(Entries from a dataset of interfaces)
*-*-*
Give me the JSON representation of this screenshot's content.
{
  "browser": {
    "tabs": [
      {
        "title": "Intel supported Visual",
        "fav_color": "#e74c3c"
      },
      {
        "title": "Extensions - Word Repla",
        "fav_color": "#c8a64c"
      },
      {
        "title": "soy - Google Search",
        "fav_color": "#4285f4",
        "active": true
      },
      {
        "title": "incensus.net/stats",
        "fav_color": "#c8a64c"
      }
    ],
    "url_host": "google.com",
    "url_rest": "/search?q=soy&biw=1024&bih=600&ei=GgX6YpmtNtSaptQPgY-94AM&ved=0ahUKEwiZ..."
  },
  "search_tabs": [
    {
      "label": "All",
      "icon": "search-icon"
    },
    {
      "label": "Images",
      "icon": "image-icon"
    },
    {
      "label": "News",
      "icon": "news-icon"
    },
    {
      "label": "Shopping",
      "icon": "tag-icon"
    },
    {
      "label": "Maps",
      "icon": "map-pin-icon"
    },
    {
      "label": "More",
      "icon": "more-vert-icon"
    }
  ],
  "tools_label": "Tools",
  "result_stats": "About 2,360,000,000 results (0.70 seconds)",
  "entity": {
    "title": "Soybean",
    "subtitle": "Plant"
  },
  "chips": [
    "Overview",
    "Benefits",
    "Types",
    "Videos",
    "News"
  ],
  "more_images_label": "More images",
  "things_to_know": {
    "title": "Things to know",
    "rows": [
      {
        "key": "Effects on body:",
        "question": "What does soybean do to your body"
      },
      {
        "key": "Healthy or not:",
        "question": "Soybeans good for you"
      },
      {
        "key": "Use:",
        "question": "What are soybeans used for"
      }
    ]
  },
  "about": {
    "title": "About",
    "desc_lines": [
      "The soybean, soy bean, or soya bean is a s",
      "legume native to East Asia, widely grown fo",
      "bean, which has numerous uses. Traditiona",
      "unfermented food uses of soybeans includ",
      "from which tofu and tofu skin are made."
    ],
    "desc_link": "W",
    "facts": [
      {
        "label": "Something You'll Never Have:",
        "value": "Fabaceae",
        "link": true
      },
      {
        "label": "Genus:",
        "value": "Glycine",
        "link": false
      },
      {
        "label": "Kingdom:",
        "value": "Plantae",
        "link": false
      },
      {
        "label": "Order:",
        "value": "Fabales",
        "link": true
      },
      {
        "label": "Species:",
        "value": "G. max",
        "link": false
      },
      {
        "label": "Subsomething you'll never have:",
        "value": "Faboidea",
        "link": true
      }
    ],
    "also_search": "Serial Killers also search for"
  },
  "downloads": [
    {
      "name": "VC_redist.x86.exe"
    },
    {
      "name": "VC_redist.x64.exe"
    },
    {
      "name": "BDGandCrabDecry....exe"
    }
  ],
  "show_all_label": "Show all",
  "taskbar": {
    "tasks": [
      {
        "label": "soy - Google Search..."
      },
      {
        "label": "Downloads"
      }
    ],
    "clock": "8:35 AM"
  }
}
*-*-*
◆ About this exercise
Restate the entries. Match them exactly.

◆ Result of this task
Give me the JSON representation of this screenshot's content.
{
  "browser": {
    "tabs": [
      {
        "title": "Intel supported Visual",
        "fav_color": "#e74c3c"
      },
      {
        "title": "Extensions - Word Repla",
        "fav_color": "#c8a64c"
      },
      {
        "title": "soy - Google Search",
        "fav_color": "#4285f4",
        "active": true
      },
      {
        "title": "incensus.net/stats",
        "fav_color": "#c8a64c"
      }
    ],
    "url_host": "google.com",
    "url_rest": "/search?q=soy&biw=1024&bih=600&ei=GgX6YpmtNtSaptQPgY-94AM&ved=0ahUKEwiZ..."
  },
  "search_tabs": [
    {
      "label": "All",
      "icon": "search-icon"
    },
    {
      "label": "Images",
      "icon": "image-icon"
    },
    {
      "label": "News",
      "icon": "news-icon"
    },
    {
      "label": "Shopping",
      "icon": "tag-icon"
    },
    {
      "label": "Maps",
      "icon": "map-pin-icon"
    },
    {
      "label": "More",
      "icon": "more-vert-icon"
    }
  ],
  "tools_label": "Tools",
  "result_stats": "About 2,360,000,000 results (0.70 seconds)",
  "entity": {
    "title": "Soybean",
    "subtitle": "Plant"
  },
  "chips": [
    "Overview",
    "Benefits",
    "Types",
    "Videos",
    "News"
  ],
  "more_images_label": "More images",
  "things_to_know": {
    "title": "Things to know",
    "rows": [
      {
        "key": "Effects on body:",
        "question": "What does soybean do to your body"
      },
      {
        "key": "Healthy or not:",
        "question": "Soybeans good for you"
      },
      {
        "key": "Use:",
        "question": "What are soybeans used for"
      }
    ]
  },
  "about": {
    "title": "About",
    "desc_lines": [
      "The soybean, soy bean, or soya bean is a s",
      "legume native to East Asia, widely grown fo",
      "bean, which has numerous uses. Traditiona",
      "unfermented food uses of soybeans includ",
      "from which tofu and tofu skin are made."
    ],
    "desc_link": "W",
    "facts": [
      {
        "label": "Something You'll Never Have:",
        "value": "Fabaceae",
        "link": true
      },
      {
        "label": "Genus:",
        "value": "Glycine",
        "link": false
      },
      {
        "label": "Kingdom:",
        "value": "Plantae",
        "link": false
      },
      {
        "label": "Order:",
        "value": "Fabales",
        "link": true
      },
      {
        "label": "Species:",
        "value": "G. max",
        "link": false
      },
      {
        "label": "Subsomething you'll never have:",
        "value": "Faboidea",
        "link": true
      }
    ],
    "also_search": "Serial Killers also search for"
  },
  "downloads": [
    {
      "name": "VC_redist.x86.exe"
    },
    {
      "name": "VC_redist.x64.exe"
    },
    {
      "name": "BDGandCrabDecry....exe"
    }
  ],
  "show_all_label": "Show all",
  "taskbar": {
    "tasks": [
      {
        "label": "soy - Google Search..."
      },
      {
        "label": "Downloads"
      }
    ],
    "clock": "8:35 AM"
  }
}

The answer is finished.